Money justice – defined as money offered and paid to victims in the aftermath of wrongs – permeates society and everyday life. Current mechanisms of money justice are civil justice awards or out-of-court settlements for personal or cultural injury; redress programs or schemes for mass atrocities, political repression, historical injustice, and institutional abuse; and payments for war-related wrongs, terrorism, violent common crime, and contaminated blood products, among many others. In this article, we elucidate the concept of money justice, sketch the relationship of revenge and recompense in human history, distil relevant research, and put forward the money justice matrix, which provides a systematic way to analyse money payments (or lack of payments) in varied contexts of victimisation and with different justice mechanisms.
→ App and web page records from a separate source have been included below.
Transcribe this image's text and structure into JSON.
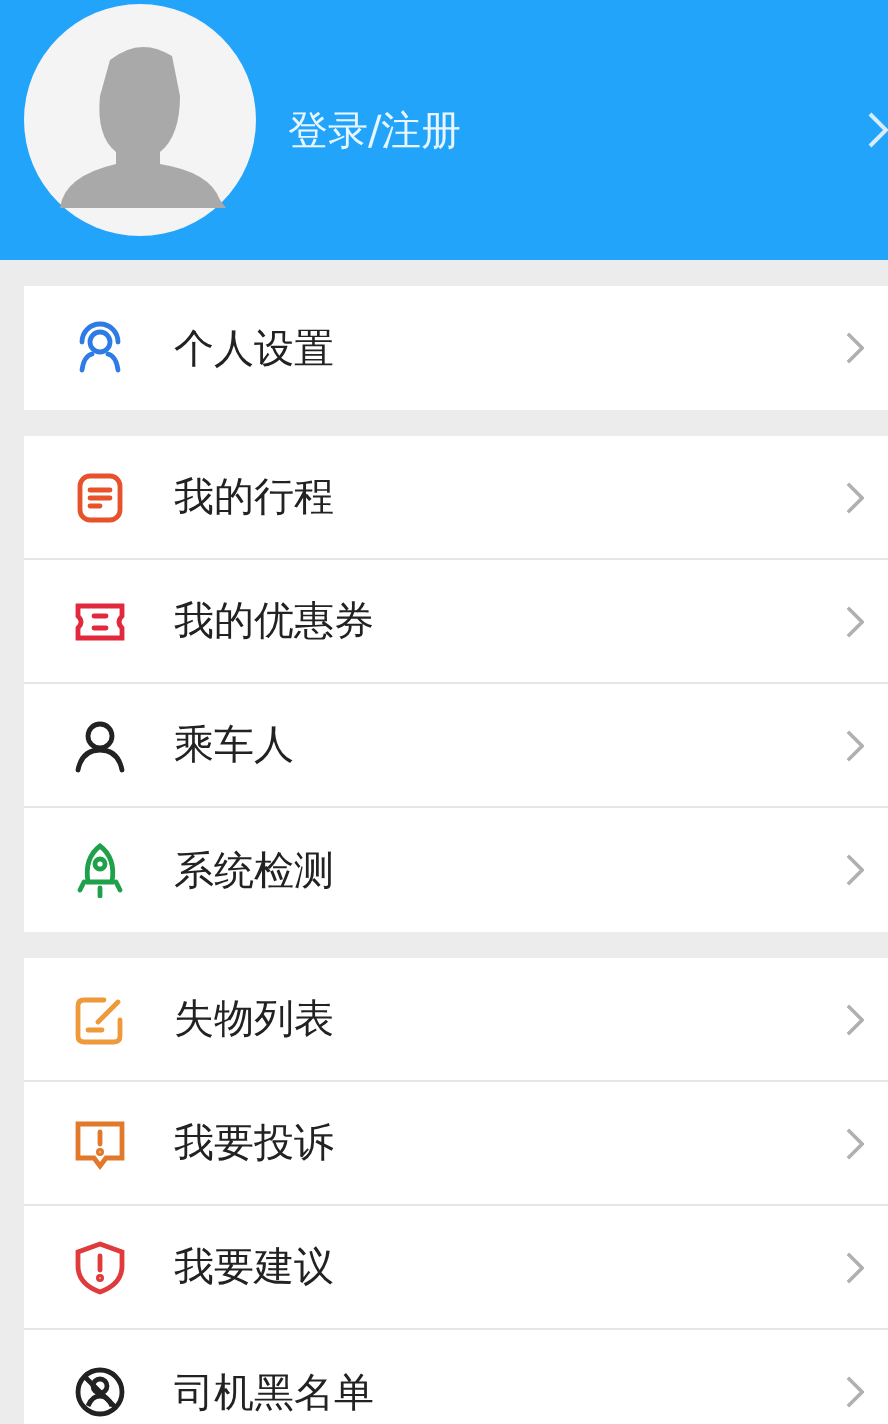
{
  "header": {
    "login_label": "登录/注册"
  },
  "groups": [
    {
      "items": [
        {
          "label": "个人设置"
        }
      ]
    },
    {
      "items": [
        {
          "label": "我的行程"
        },
        {
          "label": "我的优惠券"
        },
        {
          "label": "乘车人"
        },
        {
          "label": "系统检测"
        }
      ]
    },
    {
      "items": [
        {
          "label": "失物列表"
        },
        {
          "label": "我要投诉"
        },
        {
          "label": "我要建议"
        },
        {
          "label": "司机黑名单"
        }
      ]
    }
  ]
}
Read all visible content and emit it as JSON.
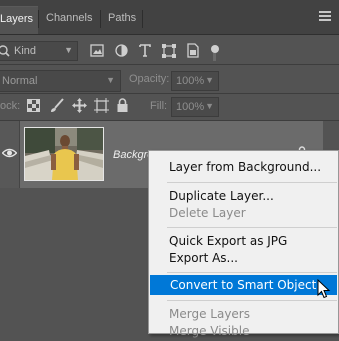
{
  "tabs": [
    {
      "label": "Layers",
      "active": true
    },
    {
      "label": "Channels",
      "active": false
    },
    {
      "label": "Paths",
      "active": false
    }
  ],
  "filter": {
    "kind_label": "Kind"
  },
  "blend": {
    "mode": "Normal",
    "opacity_label": "Opacity:",
    "opacity_value": "100%",
    "fill_label": "Fill:",
    "fill_value": "100%",
    "lock_label": "ock:"
  },
  "layer": {
    "name": "Background",
    "visible": true,
    "locked": true
  },
  "context_menu": {
    "items": [
      {
        "label": "Layer from Background...",
        "enabled": true
      },
      {
        "label": "Duplicate Layer...",
        "enabled": true
      },
      {
        "label": "Delete Layer",
        "enabled": false
      },
      {
        "label": "Quick Export as JPG",
        "enabled": true
      },
      {
        "label": "Export As...",
        "enabled": true
      },
      {
        "label": "Convert to Smart Object",
        "enabled": true,
        "highlighted": true
      },
      {
        "label": "Merge Layers",
        "enabled": false
      },
      {
        "label": "Merge Visible",
        "enabled": false
      }
    ]
  },
  "colors": {
    "panel_bg": "#535353",
    "tabbar_bg": "#424242",
    "selected_layer_bg": "#6b6b6b",
    "menu_bg": "#f0f0f0",
    "menu_highlight": "#0078d7"
  }
}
Money justice is a new concept that analyses diverse wrongs studied in criminology, socio-legal studies, other social sciences, transitional justice, and historical injustice. Its contribution to new knowledge is two-fold. First, it will map and compare payments to survivors for diverse wrongs, investigate why payments differ, and assess inequalities in payments. Second, it will critically examine the money justice paradox. If, as victims say, money cannot recompense a wrong, why is money sought by victims and offered as justice? More generally, what does money achieve (or not achieve) as justice and for victims?
Kathleen Daly and Juliet Davis, Money justice, Journal of Criminology, https://doi.org/10.1177/00048658211007912. First Published April 22, 2021.